Exercise
Which lines below hold the word "PitchIQ"? Report each one.
[[ Source data, beginning ]]
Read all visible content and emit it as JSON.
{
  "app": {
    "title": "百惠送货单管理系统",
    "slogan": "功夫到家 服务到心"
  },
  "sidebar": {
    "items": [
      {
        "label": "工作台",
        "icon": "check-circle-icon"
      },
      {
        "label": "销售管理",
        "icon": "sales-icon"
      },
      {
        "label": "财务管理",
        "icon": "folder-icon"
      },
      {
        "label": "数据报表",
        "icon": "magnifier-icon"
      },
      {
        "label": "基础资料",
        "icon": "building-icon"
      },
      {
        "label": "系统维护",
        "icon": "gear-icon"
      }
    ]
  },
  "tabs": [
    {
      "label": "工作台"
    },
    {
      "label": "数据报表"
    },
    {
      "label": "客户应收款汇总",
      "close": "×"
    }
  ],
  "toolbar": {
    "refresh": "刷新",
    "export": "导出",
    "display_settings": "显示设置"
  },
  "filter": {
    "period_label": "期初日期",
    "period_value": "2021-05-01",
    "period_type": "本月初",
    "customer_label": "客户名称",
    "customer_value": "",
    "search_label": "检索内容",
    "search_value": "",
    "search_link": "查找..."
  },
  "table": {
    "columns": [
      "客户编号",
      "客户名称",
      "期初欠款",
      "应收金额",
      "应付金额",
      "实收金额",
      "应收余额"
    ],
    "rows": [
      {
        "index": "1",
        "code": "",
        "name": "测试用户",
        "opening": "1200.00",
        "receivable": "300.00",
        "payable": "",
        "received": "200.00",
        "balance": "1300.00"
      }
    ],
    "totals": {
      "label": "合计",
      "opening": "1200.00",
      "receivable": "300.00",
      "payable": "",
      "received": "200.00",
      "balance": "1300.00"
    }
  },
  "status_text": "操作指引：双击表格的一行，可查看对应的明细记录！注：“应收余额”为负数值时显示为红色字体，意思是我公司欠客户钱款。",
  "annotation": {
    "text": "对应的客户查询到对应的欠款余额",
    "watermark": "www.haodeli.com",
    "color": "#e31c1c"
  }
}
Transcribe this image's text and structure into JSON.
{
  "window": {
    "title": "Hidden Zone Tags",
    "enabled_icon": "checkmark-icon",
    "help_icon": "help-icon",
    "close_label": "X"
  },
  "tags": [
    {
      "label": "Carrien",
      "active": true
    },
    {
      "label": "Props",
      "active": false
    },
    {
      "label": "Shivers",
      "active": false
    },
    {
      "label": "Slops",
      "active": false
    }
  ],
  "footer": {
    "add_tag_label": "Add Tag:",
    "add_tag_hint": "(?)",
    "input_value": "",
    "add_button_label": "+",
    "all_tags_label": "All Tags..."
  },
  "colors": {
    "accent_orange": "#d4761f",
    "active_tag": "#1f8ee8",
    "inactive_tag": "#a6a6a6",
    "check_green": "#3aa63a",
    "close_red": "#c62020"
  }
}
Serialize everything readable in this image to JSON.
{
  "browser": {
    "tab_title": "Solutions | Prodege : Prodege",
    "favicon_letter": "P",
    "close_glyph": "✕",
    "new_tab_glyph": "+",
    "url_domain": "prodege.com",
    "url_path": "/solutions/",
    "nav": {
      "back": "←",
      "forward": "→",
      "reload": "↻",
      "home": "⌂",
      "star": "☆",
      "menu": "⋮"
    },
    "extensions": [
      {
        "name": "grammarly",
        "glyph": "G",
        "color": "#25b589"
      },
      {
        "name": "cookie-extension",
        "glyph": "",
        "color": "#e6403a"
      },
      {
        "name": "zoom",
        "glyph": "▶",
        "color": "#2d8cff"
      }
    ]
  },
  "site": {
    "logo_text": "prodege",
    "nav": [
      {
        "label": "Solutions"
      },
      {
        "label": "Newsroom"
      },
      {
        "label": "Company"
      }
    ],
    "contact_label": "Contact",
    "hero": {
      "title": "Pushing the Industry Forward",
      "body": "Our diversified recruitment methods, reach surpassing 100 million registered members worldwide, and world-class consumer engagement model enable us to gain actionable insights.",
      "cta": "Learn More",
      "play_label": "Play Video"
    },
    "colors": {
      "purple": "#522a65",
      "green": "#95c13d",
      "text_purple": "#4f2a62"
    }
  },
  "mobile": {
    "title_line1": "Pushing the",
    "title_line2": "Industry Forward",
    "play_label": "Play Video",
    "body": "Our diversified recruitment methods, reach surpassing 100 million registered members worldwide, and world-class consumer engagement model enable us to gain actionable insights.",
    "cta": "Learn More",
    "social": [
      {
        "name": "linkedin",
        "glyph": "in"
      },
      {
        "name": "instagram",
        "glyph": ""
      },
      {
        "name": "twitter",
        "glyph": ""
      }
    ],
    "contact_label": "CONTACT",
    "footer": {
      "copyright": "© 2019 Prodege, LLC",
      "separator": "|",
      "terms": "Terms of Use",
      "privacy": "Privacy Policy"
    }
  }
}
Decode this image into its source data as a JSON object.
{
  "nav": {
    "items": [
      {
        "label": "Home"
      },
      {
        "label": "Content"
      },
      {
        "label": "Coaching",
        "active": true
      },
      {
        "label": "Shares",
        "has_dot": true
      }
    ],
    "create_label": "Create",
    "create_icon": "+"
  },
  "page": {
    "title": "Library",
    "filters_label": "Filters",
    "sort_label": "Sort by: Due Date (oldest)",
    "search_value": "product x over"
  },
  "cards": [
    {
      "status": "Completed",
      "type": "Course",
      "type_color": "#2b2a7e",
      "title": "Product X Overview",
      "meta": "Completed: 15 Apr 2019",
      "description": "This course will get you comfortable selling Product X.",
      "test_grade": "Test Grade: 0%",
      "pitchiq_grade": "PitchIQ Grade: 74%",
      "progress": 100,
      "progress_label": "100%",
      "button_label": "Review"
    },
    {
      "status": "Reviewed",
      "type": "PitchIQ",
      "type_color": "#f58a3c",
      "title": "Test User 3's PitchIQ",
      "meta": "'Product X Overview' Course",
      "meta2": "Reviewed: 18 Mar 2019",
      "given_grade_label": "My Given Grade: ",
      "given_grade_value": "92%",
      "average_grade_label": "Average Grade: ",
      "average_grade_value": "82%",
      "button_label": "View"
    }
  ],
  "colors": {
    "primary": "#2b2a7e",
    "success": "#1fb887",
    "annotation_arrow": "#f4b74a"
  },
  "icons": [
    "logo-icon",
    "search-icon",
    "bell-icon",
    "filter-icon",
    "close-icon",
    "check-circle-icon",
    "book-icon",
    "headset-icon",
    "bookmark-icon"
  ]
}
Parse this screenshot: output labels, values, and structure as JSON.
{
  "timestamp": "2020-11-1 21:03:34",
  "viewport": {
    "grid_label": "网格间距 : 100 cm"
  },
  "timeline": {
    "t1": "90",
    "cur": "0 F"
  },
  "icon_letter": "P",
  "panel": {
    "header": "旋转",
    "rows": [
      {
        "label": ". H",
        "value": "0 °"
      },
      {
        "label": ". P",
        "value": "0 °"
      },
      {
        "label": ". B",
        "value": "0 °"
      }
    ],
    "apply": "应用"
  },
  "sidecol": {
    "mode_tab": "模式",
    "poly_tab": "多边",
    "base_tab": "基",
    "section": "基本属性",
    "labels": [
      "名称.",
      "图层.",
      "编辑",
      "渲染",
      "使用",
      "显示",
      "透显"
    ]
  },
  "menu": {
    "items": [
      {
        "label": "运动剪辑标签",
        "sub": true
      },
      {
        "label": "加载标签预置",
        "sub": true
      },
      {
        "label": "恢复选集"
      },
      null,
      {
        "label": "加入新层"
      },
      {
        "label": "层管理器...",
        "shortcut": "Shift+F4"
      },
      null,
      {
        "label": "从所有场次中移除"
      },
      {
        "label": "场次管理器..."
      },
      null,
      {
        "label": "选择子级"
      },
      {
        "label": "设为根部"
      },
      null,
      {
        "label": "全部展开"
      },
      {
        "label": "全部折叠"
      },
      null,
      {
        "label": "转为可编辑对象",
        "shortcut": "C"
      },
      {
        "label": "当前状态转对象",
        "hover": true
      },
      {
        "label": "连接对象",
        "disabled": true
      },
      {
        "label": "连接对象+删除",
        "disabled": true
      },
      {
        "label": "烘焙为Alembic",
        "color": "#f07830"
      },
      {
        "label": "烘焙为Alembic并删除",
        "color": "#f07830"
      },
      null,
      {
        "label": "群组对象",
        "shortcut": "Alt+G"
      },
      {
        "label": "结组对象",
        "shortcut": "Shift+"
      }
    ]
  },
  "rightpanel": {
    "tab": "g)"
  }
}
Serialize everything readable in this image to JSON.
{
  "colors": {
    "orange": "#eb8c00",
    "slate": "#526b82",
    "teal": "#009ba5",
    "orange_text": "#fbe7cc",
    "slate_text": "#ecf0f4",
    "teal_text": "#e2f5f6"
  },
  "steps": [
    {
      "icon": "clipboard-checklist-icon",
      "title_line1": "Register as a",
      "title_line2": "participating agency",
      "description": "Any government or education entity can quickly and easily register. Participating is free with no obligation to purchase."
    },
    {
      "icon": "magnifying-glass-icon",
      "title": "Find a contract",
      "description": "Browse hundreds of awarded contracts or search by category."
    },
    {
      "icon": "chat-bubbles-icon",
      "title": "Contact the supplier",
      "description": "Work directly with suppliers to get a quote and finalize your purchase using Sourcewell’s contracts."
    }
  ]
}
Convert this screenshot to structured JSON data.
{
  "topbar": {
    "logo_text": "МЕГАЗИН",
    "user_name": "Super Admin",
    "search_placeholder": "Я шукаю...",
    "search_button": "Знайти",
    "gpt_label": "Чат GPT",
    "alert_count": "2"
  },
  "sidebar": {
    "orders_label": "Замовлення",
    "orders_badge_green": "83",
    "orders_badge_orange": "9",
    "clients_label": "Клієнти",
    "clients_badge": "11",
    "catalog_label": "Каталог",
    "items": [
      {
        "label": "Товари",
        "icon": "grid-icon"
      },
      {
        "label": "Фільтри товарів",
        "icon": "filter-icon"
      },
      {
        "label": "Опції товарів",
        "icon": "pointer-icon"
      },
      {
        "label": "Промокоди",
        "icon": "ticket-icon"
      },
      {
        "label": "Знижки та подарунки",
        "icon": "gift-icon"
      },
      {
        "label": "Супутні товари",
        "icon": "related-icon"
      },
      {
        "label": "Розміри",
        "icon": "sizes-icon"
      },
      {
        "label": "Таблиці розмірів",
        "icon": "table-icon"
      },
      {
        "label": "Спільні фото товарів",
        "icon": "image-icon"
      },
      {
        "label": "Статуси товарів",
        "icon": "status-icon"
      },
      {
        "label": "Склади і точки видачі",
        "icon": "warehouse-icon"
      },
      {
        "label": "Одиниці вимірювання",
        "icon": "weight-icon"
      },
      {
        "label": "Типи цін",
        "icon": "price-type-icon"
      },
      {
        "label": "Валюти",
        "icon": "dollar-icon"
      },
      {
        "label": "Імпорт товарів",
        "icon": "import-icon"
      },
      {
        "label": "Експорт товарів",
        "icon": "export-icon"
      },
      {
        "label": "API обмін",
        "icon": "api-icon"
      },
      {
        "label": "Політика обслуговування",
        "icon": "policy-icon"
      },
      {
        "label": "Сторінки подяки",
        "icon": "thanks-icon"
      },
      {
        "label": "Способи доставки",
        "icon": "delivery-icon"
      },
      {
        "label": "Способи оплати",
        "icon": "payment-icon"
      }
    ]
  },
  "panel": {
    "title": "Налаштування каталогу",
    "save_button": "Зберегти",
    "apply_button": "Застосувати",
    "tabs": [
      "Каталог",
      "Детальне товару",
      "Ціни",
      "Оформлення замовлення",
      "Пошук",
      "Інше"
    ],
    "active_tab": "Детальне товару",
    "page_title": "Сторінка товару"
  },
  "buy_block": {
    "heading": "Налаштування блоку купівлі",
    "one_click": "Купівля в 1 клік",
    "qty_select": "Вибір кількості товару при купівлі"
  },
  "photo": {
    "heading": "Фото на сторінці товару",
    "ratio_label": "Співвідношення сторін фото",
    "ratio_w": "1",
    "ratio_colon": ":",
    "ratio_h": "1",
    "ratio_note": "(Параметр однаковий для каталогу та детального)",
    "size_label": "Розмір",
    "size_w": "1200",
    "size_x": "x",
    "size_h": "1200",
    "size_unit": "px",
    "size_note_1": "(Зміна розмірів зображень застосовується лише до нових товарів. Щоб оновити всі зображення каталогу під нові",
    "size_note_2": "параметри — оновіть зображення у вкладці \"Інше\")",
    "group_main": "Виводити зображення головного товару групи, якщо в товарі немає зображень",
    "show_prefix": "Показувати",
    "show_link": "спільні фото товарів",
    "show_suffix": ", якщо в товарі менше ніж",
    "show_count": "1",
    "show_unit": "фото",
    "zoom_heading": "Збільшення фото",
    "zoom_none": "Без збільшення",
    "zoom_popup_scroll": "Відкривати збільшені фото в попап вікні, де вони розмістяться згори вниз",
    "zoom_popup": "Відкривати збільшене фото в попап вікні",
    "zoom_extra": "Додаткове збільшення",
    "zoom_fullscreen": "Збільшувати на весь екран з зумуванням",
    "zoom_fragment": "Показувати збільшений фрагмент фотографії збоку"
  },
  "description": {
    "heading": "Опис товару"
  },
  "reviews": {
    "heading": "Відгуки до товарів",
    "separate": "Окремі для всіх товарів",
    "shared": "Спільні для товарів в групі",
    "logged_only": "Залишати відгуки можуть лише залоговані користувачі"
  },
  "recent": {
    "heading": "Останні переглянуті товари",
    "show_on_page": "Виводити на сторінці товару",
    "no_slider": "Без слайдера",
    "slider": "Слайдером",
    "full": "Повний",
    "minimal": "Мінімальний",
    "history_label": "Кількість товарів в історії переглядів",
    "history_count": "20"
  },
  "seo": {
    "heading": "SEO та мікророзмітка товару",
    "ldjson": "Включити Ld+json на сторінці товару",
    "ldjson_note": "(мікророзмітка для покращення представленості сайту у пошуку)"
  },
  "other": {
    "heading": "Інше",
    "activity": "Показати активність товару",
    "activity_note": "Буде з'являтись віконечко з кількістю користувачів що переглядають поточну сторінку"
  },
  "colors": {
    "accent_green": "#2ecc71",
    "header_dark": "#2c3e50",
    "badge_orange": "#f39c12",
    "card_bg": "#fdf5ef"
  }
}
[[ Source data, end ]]
Response
      "pitchiq_grade": "PitchIQ Grade: 74%",
      "type": "PitchIQ",
      "title": "Test User 3's PitchIQ",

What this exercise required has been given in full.